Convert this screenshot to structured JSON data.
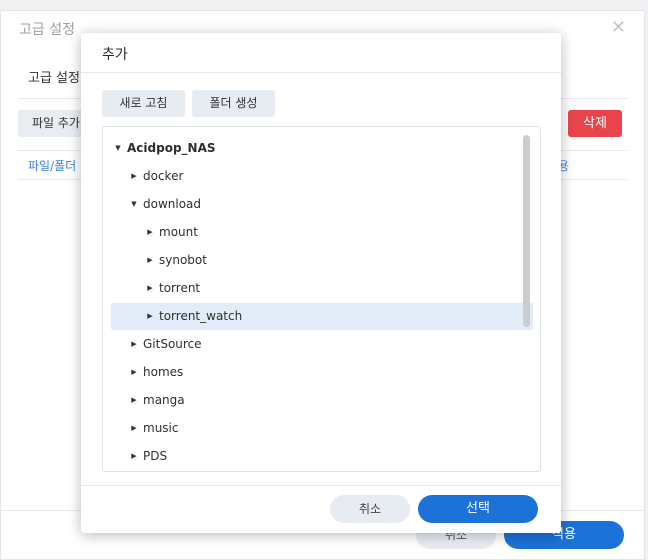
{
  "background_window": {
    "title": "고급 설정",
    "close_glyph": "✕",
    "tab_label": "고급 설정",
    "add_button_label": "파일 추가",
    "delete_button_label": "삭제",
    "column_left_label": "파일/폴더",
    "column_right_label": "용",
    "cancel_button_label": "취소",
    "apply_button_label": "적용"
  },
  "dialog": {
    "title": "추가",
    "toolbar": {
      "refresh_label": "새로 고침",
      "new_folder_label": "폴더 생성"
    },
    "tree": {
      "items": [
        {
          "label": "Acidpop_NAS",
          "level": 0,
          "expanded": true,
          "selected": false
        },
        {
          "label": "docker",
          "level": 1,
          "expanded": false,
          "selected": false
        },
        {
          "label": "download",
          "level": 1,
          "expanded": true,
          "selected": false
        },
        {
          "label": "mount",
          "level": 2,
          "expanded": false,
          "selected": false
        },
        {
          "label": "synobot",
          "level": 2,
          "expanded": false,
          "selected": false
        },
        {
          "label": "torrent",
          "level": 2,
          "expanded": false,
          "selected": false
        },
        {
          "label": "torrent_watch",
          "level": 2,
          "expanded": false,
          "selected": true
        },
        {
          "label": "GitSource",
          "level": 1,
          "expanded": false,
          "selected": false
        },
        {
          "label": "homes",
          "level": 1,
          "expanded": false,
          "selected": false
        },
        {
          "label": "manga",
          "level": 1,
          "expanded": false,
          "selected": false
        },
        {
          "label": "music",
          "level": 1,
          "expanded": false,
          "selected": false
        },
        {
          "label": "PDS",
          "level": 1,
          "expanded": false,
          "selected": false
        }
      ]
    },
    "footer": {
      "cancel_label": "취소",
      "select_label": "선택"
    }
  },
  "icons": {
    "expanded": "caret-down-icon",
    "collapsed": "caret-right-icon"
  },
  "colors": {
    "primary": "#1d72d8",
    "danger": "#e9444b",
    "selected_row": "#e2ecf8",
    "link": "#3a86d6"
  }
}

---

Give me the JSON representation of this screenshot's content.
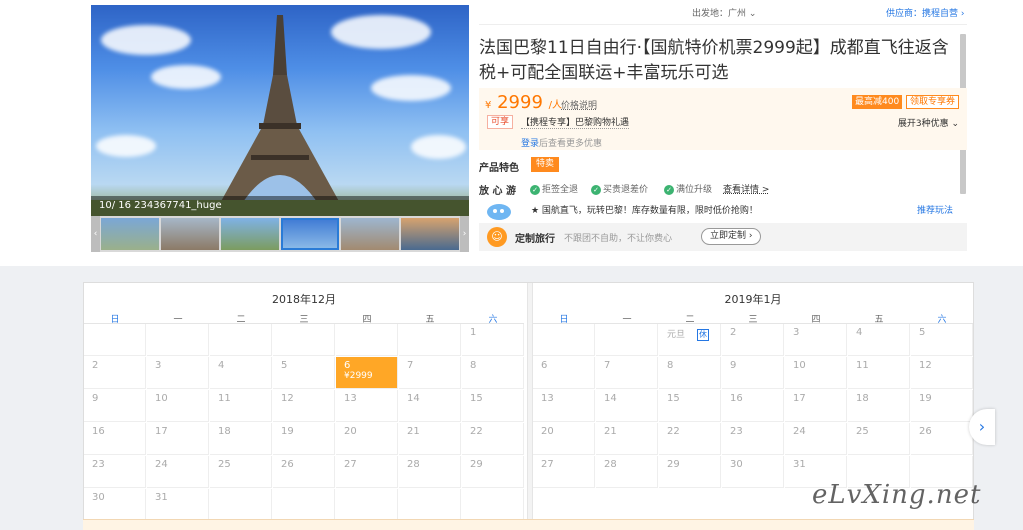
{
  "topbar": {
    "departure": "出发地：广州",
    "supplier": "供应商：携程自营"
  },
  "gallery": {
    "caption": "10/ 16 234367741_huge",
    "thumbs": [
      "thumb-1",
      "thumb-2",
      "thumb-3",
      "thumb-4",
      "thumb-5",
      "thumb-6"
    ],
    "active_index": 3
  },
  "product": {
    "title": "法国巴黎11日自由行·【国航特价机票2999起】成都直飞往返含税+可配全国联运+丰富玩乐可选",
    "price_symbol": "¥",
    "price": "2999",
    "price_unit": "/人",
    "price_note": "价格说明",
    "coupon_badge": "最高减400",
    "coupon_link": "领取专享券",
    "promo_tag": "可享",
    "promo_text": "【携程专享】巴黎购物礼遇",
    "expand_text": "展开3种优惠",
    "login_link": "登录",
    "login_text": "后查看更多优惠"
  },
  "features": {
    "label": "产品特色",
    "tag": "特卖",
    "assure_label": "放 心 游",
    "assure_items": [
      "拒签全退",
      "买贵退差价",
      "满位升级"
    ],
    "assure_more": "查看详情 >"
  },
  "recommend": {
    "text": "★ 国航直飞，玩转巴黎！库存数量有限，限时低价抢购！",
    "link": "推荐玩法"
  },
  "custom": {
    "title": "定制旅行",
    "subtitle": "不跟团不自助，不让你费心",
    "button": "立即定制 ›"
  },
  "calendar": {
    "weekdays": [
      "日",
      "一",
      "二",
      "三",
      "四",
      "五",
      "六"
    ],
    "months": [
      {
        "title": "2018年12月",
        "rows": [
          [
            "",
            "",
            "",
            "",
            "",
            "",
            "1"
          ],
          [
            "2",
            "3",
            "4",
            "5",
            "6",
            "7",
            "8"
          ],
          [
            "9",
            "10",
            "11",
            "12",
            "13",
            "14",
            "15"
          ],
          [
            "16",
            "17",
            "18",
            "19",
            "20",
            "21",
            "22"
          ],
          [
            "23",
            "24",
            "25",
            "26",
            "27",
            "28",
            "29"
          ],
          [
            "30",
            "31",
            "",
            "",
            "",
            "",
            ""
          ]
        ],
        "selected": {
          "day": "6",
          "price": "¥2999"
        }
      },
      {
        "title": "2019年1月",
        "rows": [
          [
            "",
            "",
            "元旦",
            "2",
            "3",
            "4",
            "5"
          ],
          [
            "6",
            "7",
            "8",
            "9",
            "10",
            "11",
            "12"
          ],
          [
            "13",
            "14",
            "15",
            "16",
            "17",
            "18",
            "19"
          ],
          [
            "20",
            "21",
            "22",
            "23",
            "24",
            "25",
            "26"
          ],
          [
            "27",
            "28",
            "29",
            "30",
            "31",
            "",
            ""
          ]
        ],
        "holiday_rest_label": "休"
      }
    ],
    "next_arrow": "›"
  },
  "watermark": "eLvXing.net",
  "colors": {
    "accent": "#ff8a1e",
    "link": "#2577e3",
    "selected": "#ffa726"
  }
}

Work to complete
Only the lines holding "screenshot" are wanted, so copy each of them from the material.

Reply to the task
Convert this screenshot to structured JSON data.
Give me the JSON representation of this screenshot's content.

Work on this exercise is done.